"The people of Quebec will have different questions, and rightfully so. And it is up to the proponent to answer those questions."

Wall has been critical of Quebec's resistance to the pipeline in the past.

In February, Wall slammed Coderre and the Montreal Metropolitan Community for their opposition to the TransCanda project.

"I trust Montreal-area mayors will politely return their share of $10B in equalization supported by west," Wall wrote on Twitter at the time.

Coderre later fired back at Wall, saying that the Montreal Metropolitan Community represents four million people while the entire province of Saskatchewan has a population of 1.13 million.

Saskatchewan's premier has also questioned whether the federal government should bail out Bombardier, saying Ottawa should also make the energy sector a priority

Wall says the pipeline is expected to generate $55 billion in economic benefits for Canada, including $4.3 billion in Saskatchewan and $9.3 billion in Quebec.
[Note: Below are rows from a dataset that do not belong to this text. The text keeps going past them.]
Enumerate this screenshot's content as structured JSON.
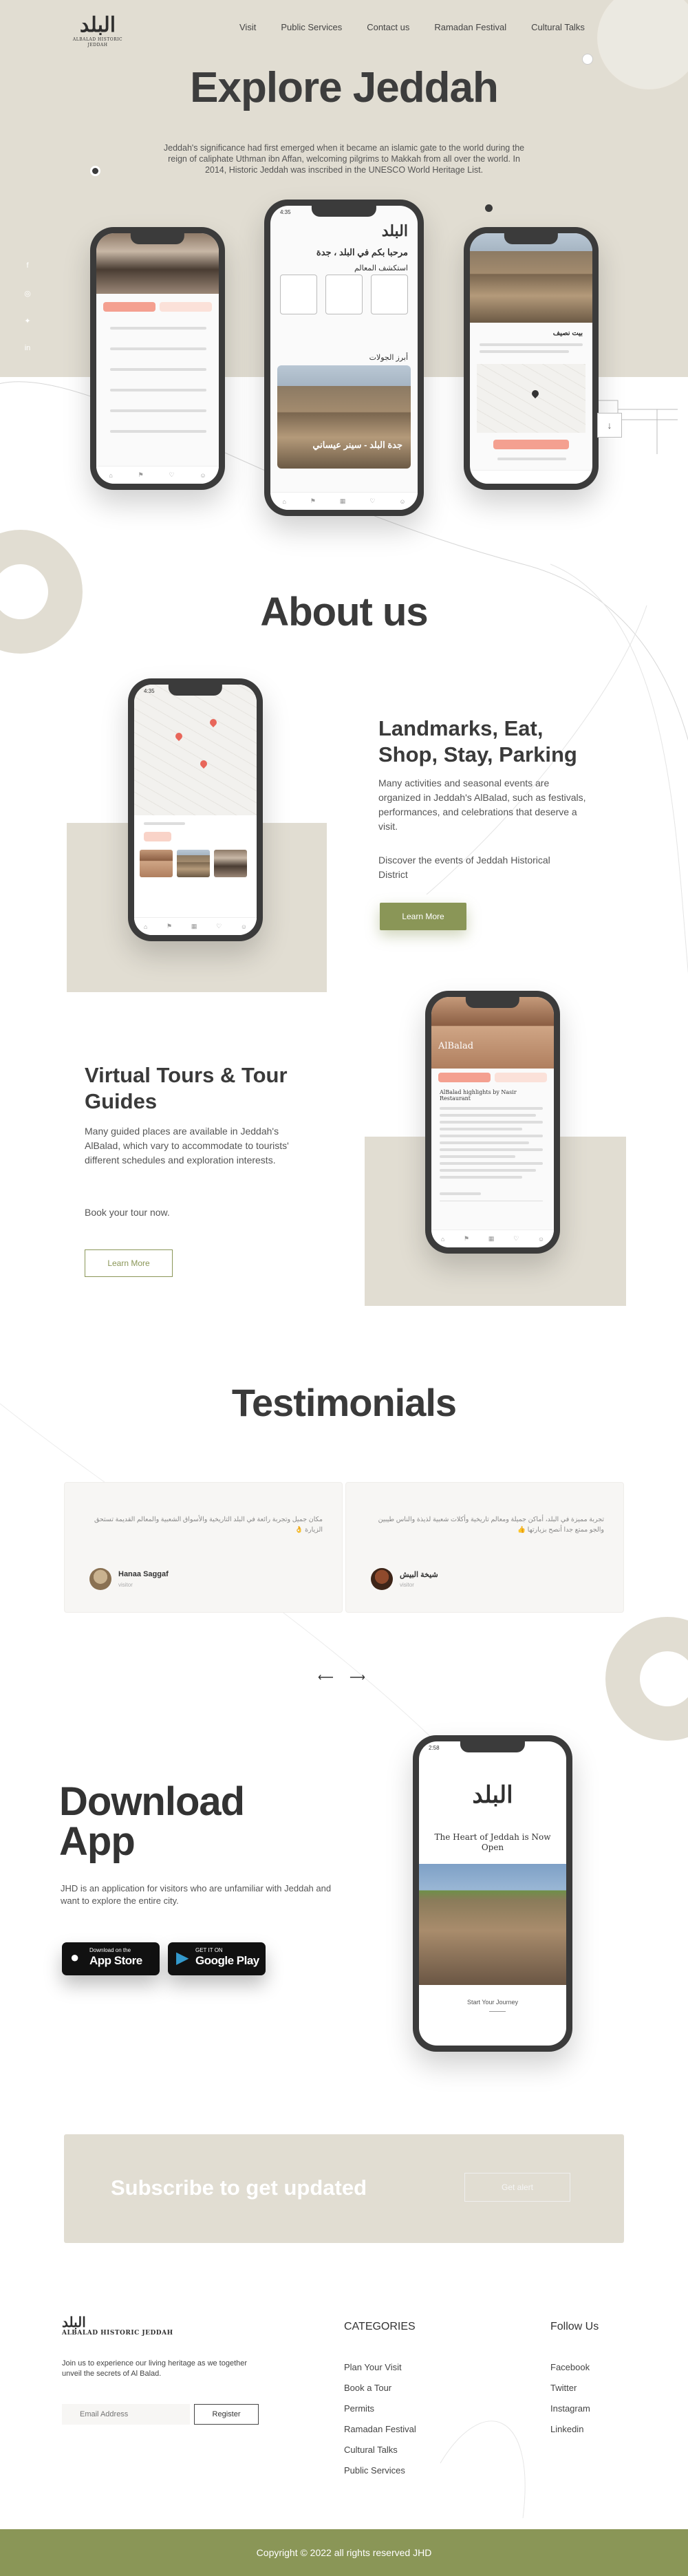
{
  "brand": {
    "logo_ar": "البلد",
    "logo_en": "ALBALAD HISTORIC JEDDAH"
  },
  "nav": {
    "items": [
      "Visit",
      "Public Services",
      "Contact us",
      "Ramadan Festival",
      "Cultural Talks"
    ]
  },
  "hero": {
    "title": "Explore Jeddah",
    "text": "Jeddah's significance had first emerged when it became an islamic gate to the world during the reign of caliphate Uthman ibn Affan, welcoming pilgrims to Makkah from all over the world. In 2014, Historic Jeddah was inscribed in the UNESCO World Heritage List."
  },
  "social": {
    "icons": [
      "facebook-icon",
      "instagram-icon",
      "twitter-icon",
      "linkedin-icon"
    ]
  },
  "phones": {
    "center_greeting": "مرحبا بكم في البلد ، جدة",
    "center_section1": "استكشف المعالم",
    "center_section2": "أبرز الجولات",
    "center_photo_caption": "جدة البلد - سينر عيساني",
    "right_title": "بيت نصيف",
    "about_header": "AlBalad highlights by Nasir Restaurant",
    "about_brand": "AlBalad",
    "download_tagline": "The Heart of Jeddah is Now Open",
    "download_cta": "Start Your Journey",
    "download_logo_ar": "البلد",
    "time": "4:35",
    "time2": "2:58"
  },
  "about": {
    "title": "About us",
    "feature1": {
      "title": "Landmarks, Eat, Shop, Stay, Parking",
      "text": "Many activities and seasonal events are organized in Jeddah's AlBalad, such as festivals, performances, and celebrations that deserve a visit.",
      "text2": "Discover the events of Jeddah Historical District",
      "button": "Learn More"
    },
    "feature2": {
      "title": "Virtual Tours & Tour Guides",
      "text": "Many guided places are available in Jeddah's AlBalad, which vary to accommodate to tourists' different schedules and exploration interests.",
      "text2": "Book your tour now.",
      "button": "Learn More"
    }
  },
  "testimonials": {
    "title": "Testimonials",
    "items": [
      {
        "quote": "مكان جميل وتجربة رائعة في البلد التاريخية والأسواق الشعبية والمعالم القديمة تستحق الزيارة 👌",
        "name": "Hanaa Saggaf",
        "role": "visitor"
      },
      {
        "quote": "تجربة مميزة في البلد، أماكن جميلة ومعالم تاريخية وأكلات شعبية لذيذة والناس طيبين والجو ممتع جدا أنصح بزيارتها 👍",
        "name": "شيخة البيش",
        "role": "visitor"
      }
    ]
  },
  "download": {
    "title": "Download App",
    "text": "JHD is an application for visitors who are unfamiliar with Jeddah and want to explore the entire city.",
    "appstore_small": "Download on the",
    "appstore_big": "App Store",
    "googleplay_small": "GET IT ON",
    "googleplay_big": "Google Play"
  },
  "subscribe": {
    "title": "Subscribe to get updated",
    "button": "Get alert"
  },
  "footer": {
    "tagline": "Join us to experience our living heritage as we together unveil the secrets of Al Balad.",
    "email_placeholder": "Email Address",
    "register": "Register",
    "categories_title": "CATEGORIES",
    "categories": [
      "Plan Your Visit",
      "Book a Tour",
      "Permits",
      "Ramadan Festival",
      "Cultural Talks",
      "Public Services"
    ],
    "follow_title": "Follow Us",
    "follow": [
      "Facebook",
      "Twitter",
      "Instagram",
      "Linkedin"
    ],
    "copyright": "Copyright © 2022 all rights reserved JHD"
  },
  "colors": {
    "accent": "#8a9657",
    "beige": "#e1ddd2",
    "dark": "#3b3b3b",
    "coral": "#f4a090"
  }
}
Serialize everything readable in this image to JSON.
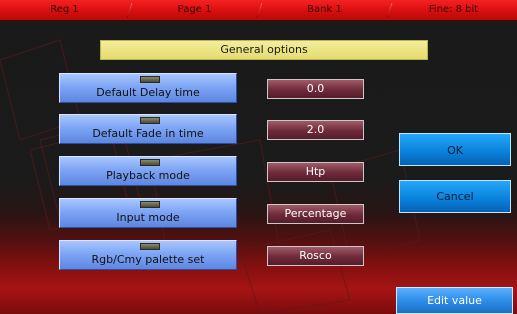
{
  "status_bar": {
    "items": [
      "Reg 1",
      "Page 1",
      "Bank 1",
      "Fine: 8 bit"
    ]
  },
  "header": {
    "title": "General options"
  },
  "options": [
    {
      "label": "Default Delay time",
      "value": "0.0"
    },
    {
      "label": "Default Fade in time",
      "value": "2.0"
    },
    {
      "label": "Playback mode",
      "value": "Htp"
    },
    {
      "label": "Input mode",
      "value": "Percentage"
    },
    {
      "label": "Rgb/Cmy palette set",
      "value": "Rosco"
    }
  ],
  "actions": {
    "ok_label": "OK",
    "cancel_label": "Cancel",
    "edit_value_label": "Edit value"
  },
  "colors": {
    "status_bar": "#e61414",
    "header_bg": "#ece57e",
    "option_button": "#7ea5f5",
    "value_box": "#6e2a3a",
    "side_button": "#0b83dd"
  }
}
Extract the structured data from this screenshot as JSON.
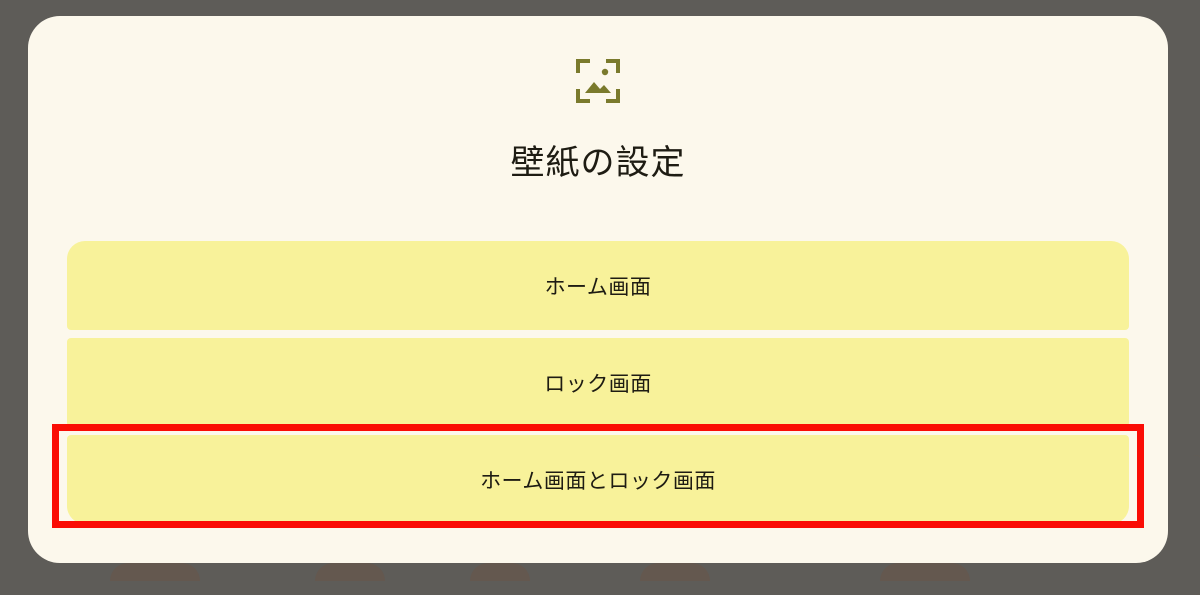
{
  "dialog": {
    "icon": "wallpaper-icon",
    "title": "壁紙の設定",
    "options": [
      {
        "label": "ホーム画面"
      },
      {
        "label": "ロック画面"
      },
      {
        "label": "ホーム画面とロック画面"
      }
    ]
  },
  "colors": {
    "scrim": "#5e5c58",
    "dialog_background": "#fcf8ec",
    "option_background": "#f8f29a",
    "icon_color": "#7a7a2c",
    "text_color": "#1e1c13",
    "highlight": "#fa0d05"
  }
}
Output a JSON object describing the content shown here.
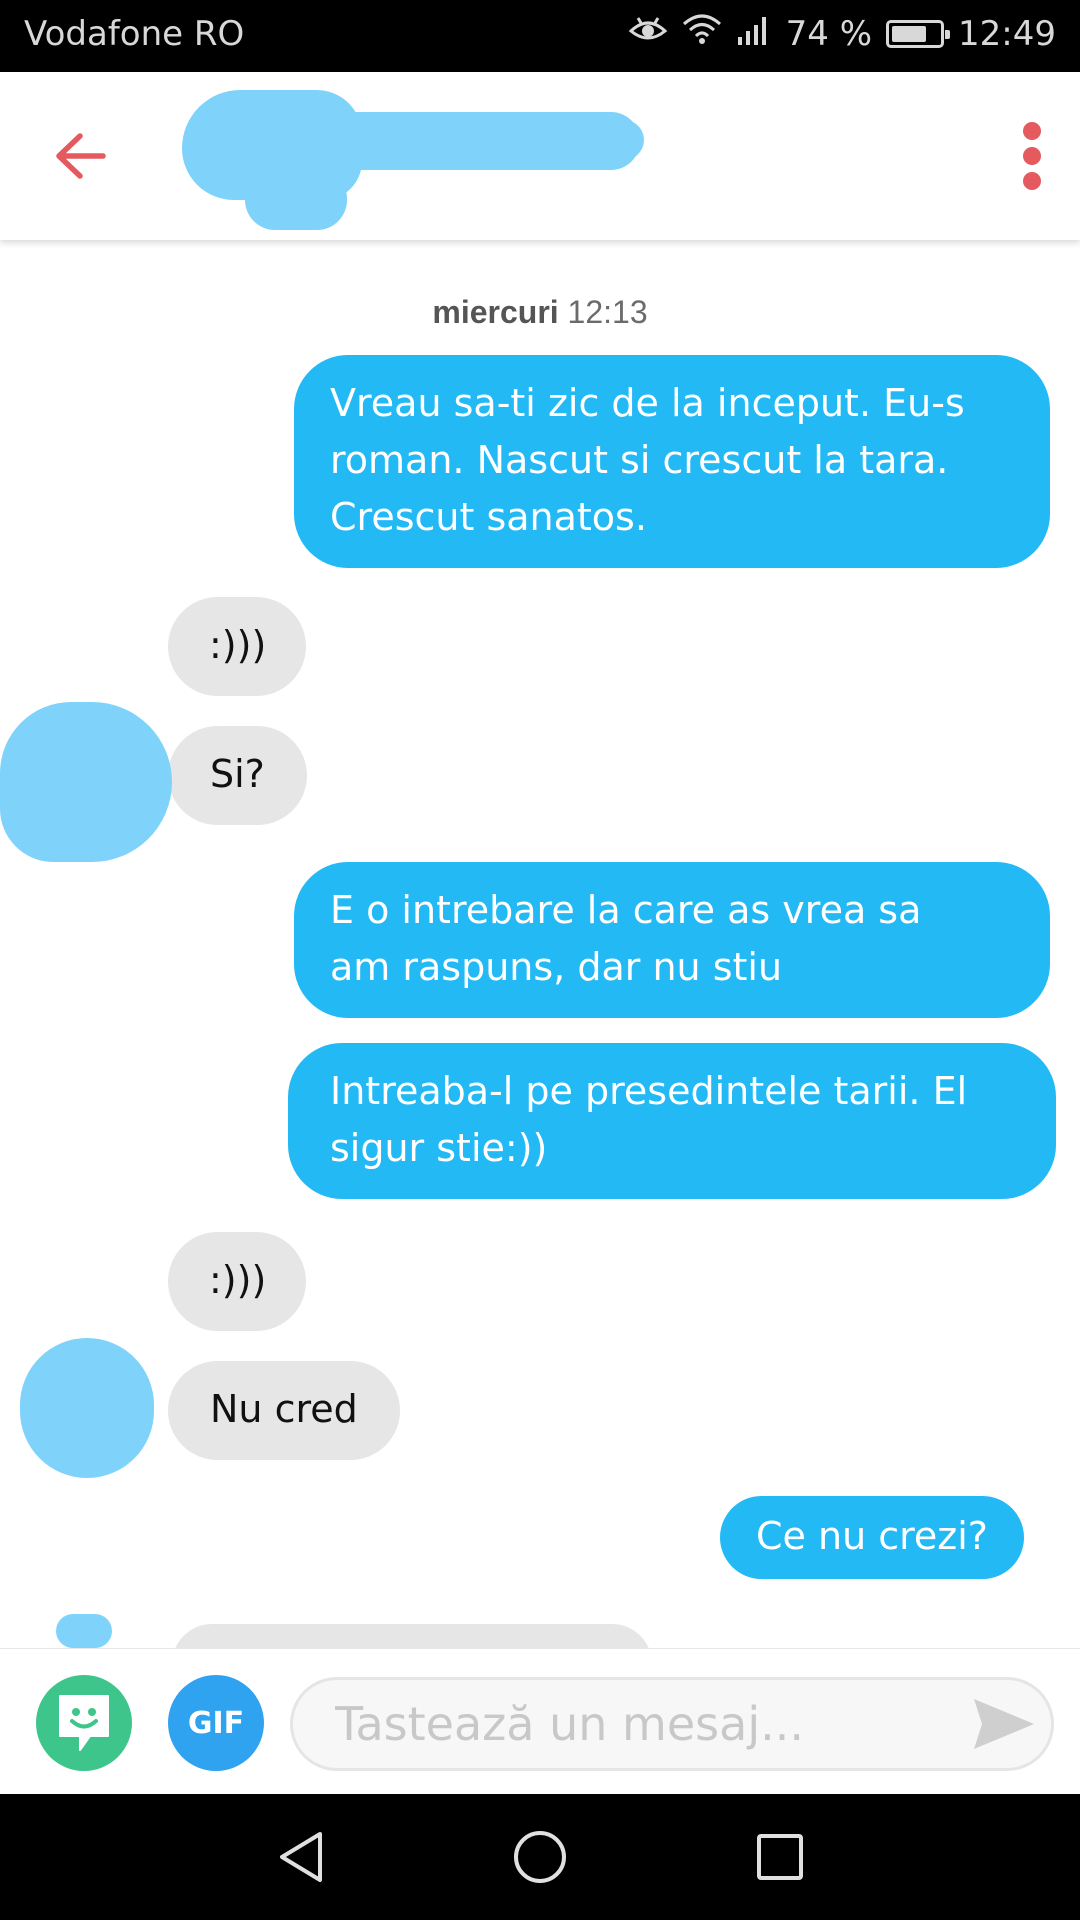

The line would transport more than a million barrels of western Canadian oil a day to refineries in Eastern Canada and a marine terminal in New Brunswick, TransCanada says.

Opposition from First Nations

A number of politicians and environmentalists in Quebec have argued the project's ecological risks outweigh the economic rewards.

The most recent opposition surfaced Wednesday, when the Assembly of First Nations of Quebec and Labrador formally stated it was against the proposal.

Couillard called the First Nations announcement "a significant event" that "should not be downplayed."

In May, Canada officially adopted the United Nations Declaration on the Rights of Indigenous Peoples, which Couillard pointed out includes obtaining free and informed consent when it comes to resource development.

What this entails, Couillard said, "will have to be resolved and made explicit at some point." 

Wall and Couillard also discussed other topics, including carbon credits and federal health funding.

Wall's visit to Montreal comes after stops in Toronto and Saint John, where he also stressed the national importance of the pipeline.

The Council of Canadians, an environmental group, has called Wall's tour "a desperate attempt to save a failing project.''

"Wall is acting as an industry lobbyist for a pipeline that's a huge economic liability for Saskatchewan and all of Canada, not to mention an environmental and public health disaster,'' said the council's Daniel Cayley-Daoust.

with files from Kate McGillivray and The Canadian Press